*** INPUT DATA ***
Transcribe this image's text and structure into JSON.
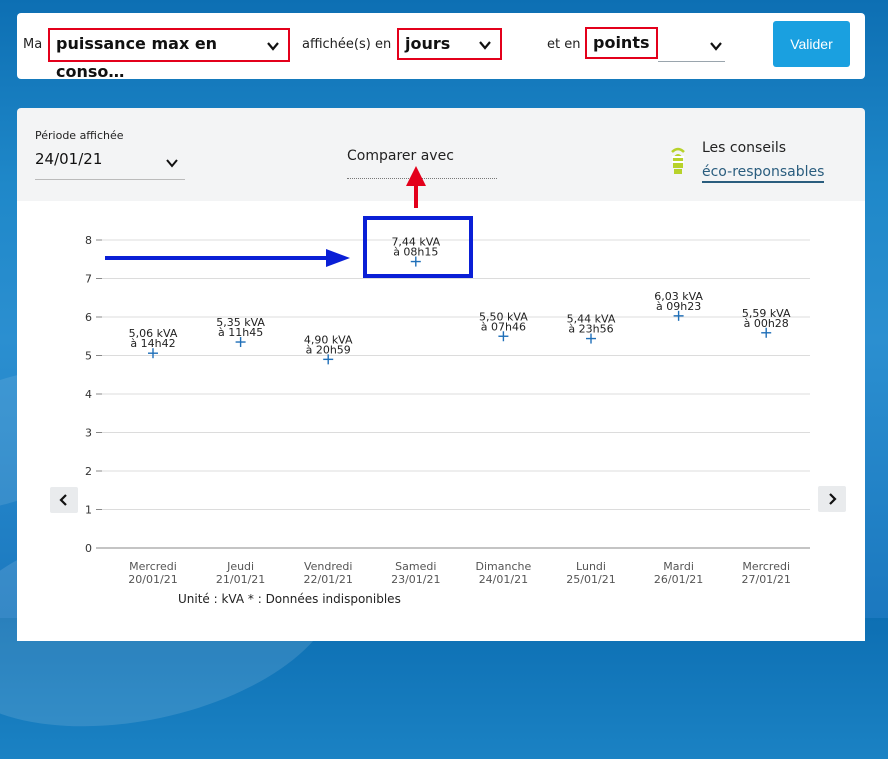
{
  "filters": {
    "prefix": "Ma",
    "metric_value": "puissance max en conso…",
    "displayed_in_label": "affichée(s) en",
    "period_unit_value": "jours",
    "and_in_label": "et en",
    "display_mode_value": "points",
    "submit_label": "Valider"
  },
  "period": {
    "label": "Période affichée",
    "value": "24/01/21"
  },
  "compare": {
    "label": "Comparer avec"
  },
  "tips": {
    "line1": "Les conseils",
    "line2": "éco-responsables"
  },
  "chart_data": {
    "type": "scatter",
    "categories": [
      [
        "Mercredi",
        "20/01/21"
      ],
      [
        "Jeudi",
        "21/01/21"
      ],
      [
        "Vendredi",
        "22/01/21"
      ],
      [
        "Samedi",
        "23/01/21"
      ],
      [
        "Dimanche",
        "24/01/21"
      ],
      [
        "Lundi",
        "25/01/21"
      ],
      [
        "Mardi",
        "26/01/21"
      ],
      [
        "Mercredi",
        "27/01/21"
      ]
    ],
    "values": [
      5.06,
      5.35,
      4.9,
      7.44,
      5.5,
      5.44,
      6.03,
      5.59
    ],
    "labels": [
      [
        "5,06 kVA",
        "à 14h42"
      ],
      [
        "5,35 kVA",
        "à 11h45"
      ],
      [
        "4,90 kVA",
        "à 20h59"
      ],
      [
        "7,44 kVA",
        "à 08h15"
      ],
      [
        "5,50 kVA",
        "à 07h46"
      ],
      [
        "5,44 kVA",
        "à 23h56"
      ],
      [
        "6,03 kVA",
        "à 09h23"
      ],
      [
        "5,59 kVA",
        "à 00h28"
      ]
    ],
    "ylim": [
      0,
      8
    ],
    "yticks": [
      0,
      1,
      2,
      3,
      4,
      5,
      6,
      7,
      8
    ],
    "grid": true,
    "marker": "+",
    "marker_color": "#1f6fb8",
    "footnote": "Unité : kVA   * : Données indisponibles"
  },
  "annotations": {
    "highlight_color": "#0a1fd6",
    "arrow_up_color": "#e3001b",
    "outline_color": "#e3001b"
  }
}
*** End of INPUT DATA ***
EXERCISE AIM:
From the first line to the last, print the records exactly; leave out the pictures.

RESPONSE FOR THIS EXERCISE:
Transcribe this image's text and structure into JSON.
{
  "filters": {
    "prefix": "Ma",
    "metric_value": "puissance max en conso…",
    "displayed_in_label": "affichée(s) en",
    "period_unit_value": "jours",
    "and_in_label": "et en",
    "display_mode_value": "points",
    "submit_label": "Valider"
  },
  "period": {
    "label": "Période affichée",
    "value": "24/01/21"
  },
  "compare": {
    "label": "Comparer avec"
  },
  "tips": {
    "line1": "Les conseils",
    "line2": "éco-responsables"
  },
  "chart_data": {
    "type": "scatter",
    "categories": [
      [
        "Mercredi",
        "20/01/21"
      ],
      [
        "Jeudi",
        "21/01/21"
      ],
      [
        "Vendredi",
        "22/01/21"
      ],
      [
        "Samedi",
        "23/01/21"
      ],
      [
        "Dimanche",
        "24/01/21"
      ],
      [
        "Lundi",
        "25/01/21"
      ],
      [
        "Mardi",
        "26/01/21"
      ],
      [
        "Mercredi",
        "27/01/21"
      ]
    ],
    "values": [
      5.06,
      5.35,
      4.9,
      7.44,
      5.5,
      5.44,
      6.03,
      5.59
    ],
    "labels": [
      [
        "5,06 kVA",
        "à 14h42"
      ],
      [
        "5,35 kVA",
        "à 11h45"
      ],
      [
        "4,90 kVA",
        "à 20h59"
      ],
      [
        "7,44 kVA",
        "à 08h15"
      ],
      [
        "5,50 kVA",
        "à 07h46"
      ],
      [
        "5,44 kVA",
        "à 23h56"
      ],
      [
        "6,03 kVA",
        "à 09h23"
      ],
      [
        "5,59 kVA",
        "à 00h28"
      ]
    ],
    "ylim": [
      0,
      8
    ],
    "yticks": [
      0,
      1,
      2,
      3,
      4,
      5,
      6,
      7,
      8
    ],
    "grid": true,
    "marker": "+",
    "marker_color": "#1f6fb8",
    "footnote": "Unité : kVA   * : Données indisponibles"
  },
  "annotations": {
    "highlight_color": "#0a1fd6",
    "arrow_up_color": "#e3001b",
    "outline_color": "#e3001b"
  }
}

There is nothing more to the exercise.